Next up was a zig to Akamanuk, perching precariously on the edge of the Nushagak River two big bends above Newenham. She buzzed the homestead, two buildings, a short airstrip crowded with trees and a tilled rectangle of earth with what looked like a very healthy crop of potatoes. Ted came out and peered skyward. She turned, banked, dropped down to fifty feet and opened the window, straining a little against the force of the air generated by the propeller and their forward motion. Wind roared through the cabin and the sound of the engine doubled in decibel level. Over the headphones Wy heard Mr. Glanville, silent until now, whimper the tiniest bit, but he made no other sound and she wouldn’t have listened if he had. First pass she dropped a half-used roll of toilet paper, the end straggling free, the roll falling about ninety feet from Ted’s front door. She could do better than that, and turning and banking again she came around for a second pass, this time waiting another fifteen seconds before she dropped the mailbag.

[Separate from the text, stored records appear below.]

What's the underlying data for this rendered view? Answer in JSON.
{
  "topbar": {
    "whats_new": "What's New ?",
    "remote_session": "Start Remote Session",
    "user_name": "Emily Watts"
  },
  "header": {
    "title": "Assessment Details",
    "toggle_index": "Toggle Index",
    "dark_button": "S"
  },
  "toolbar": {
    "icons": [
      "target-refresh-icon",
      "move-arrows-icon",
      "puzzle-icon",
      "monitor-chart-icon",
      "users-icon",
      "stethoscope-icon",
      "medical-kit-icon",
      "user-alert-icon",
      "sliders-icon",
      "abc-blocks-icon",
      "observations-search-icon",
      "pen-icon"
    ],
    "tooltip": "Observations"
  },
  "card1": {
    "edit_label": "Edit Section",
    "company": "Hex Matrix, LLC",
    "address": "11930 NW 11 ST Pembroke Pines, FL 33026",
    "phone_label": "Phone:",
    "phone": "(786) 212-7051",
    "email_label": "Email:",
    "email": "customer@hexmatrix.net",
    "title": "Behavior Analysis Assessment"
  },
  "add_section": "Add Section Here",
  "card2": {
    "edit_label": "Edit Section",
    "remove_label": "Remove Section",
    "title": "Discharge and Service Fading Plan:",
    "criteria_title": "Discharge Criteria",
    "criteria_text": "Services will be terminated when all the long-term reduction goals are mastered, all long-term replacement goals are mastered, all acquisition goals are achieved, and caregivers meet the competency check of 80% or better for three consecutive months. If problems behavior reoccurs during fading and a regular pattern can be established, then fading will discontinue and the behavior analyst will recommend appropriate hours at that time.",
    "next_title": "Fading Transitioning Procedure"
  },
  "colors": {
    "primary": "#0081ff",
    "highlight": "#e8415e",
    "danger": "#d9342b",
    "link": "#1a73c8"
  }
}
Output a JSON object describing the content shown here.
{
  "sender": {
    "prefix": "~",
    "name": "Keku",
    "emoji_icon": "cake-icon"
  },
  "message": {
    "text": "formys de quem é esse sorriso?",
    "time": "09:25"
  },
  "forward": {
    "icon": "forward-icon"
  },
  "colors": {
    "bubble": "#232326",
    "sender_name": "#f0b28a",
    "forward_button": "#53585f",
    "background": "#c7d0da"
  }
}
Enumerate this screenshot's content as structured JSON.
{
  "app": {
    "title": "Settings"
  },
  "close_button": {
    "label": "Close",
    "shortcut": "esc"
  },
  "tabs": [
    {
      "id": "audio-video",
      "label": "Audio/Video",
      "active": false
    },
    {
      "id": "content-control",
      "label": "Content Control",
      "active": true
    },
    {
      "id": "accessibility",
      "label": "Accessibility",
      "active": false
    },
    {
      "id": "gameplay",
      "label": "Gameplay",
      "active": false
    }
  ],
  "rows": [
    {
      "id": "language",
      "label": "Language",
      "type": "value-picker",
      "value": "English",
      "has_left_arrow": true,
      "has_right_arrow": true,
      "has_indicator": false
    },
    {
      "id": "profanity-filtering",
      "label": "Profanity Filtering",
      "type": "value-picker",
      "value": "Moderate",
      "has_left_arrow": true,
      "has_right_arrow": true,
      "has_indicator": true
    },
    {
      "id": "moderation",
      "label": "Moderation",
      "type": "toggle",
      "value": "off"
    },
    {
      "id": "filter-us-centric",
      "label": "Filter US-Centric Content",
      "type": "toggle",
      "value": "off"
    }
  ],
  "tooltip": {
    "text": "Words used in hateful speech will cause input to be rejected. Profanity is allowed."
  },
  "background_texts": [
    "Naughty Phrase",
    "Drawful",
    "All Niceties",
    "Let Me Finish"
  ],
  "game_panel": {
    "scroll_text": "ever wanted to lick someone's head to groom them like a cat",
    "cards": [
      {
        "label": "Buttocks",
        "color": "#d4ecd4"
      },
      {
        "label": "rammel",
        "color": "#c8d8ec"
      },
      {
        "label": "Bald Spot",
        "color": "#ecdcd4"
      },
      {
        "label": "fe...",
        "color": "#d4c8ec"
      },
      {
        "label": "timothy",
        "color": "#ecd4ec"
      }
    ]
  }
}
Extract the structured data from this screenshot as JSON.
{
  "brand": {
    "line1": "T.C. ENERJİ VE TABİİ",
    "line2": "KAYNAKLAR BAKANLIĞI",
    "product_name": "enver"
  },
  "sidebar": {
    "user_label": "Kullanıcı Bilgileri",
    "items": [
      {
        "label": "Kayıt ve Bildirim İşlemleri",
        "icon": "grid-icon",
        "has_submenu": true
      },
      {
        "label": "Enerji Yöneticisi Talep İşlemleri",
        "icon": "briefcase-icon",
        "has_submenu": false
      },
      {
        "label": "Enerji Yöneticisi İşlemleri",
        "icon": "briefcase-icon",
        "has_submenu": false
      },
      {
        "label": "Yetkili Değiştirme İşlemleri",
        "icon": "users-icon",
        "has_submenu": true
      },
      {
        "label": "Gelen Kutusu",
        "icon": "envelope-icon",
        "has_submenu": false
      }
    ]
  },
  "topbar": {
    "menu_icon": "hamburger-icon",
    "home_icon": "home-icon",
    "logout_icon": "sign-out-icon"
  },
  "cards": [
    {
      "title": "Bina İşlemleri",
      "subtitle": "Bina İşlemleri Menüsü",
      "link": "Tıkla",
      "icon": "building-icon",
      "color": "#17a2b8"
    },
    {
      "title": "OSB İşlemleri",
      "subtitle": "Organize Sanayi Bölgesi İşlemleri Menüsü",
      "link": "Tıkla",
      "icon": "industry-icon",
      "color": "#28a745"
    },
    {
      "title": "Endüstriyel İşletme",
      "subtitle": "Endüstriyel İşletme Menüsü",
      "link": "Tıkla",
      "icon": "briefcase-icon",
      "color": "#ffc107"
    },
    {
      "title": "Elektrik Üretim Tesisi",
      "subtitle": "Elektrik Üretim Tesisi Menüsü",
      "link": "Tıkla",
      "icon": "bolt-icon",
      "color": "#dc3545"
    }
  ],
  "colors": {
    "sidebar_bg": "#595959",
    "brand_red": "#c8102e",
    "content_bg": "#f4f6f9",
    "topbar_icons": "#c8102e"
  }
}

It thudded into the ground ten feet in front of Ted. She painted a lazy eight in the sky while he fetched it and checked the contents. She’d included a box of sugar-free chocolates, his favorite, and he waved his thanks. She waggled her wings in reply and zagged north, following the river to another river community, Kokwok, this one with a bigger strip, where she deposited a relieved Mr. Glanville along with Kokwok’s mailbag.
Excerpt from Nothing Gold Can Stay, the third Liam Campbell novel. I’m working on the fifth novel in the series now.
Author and founder of Storyknife.org.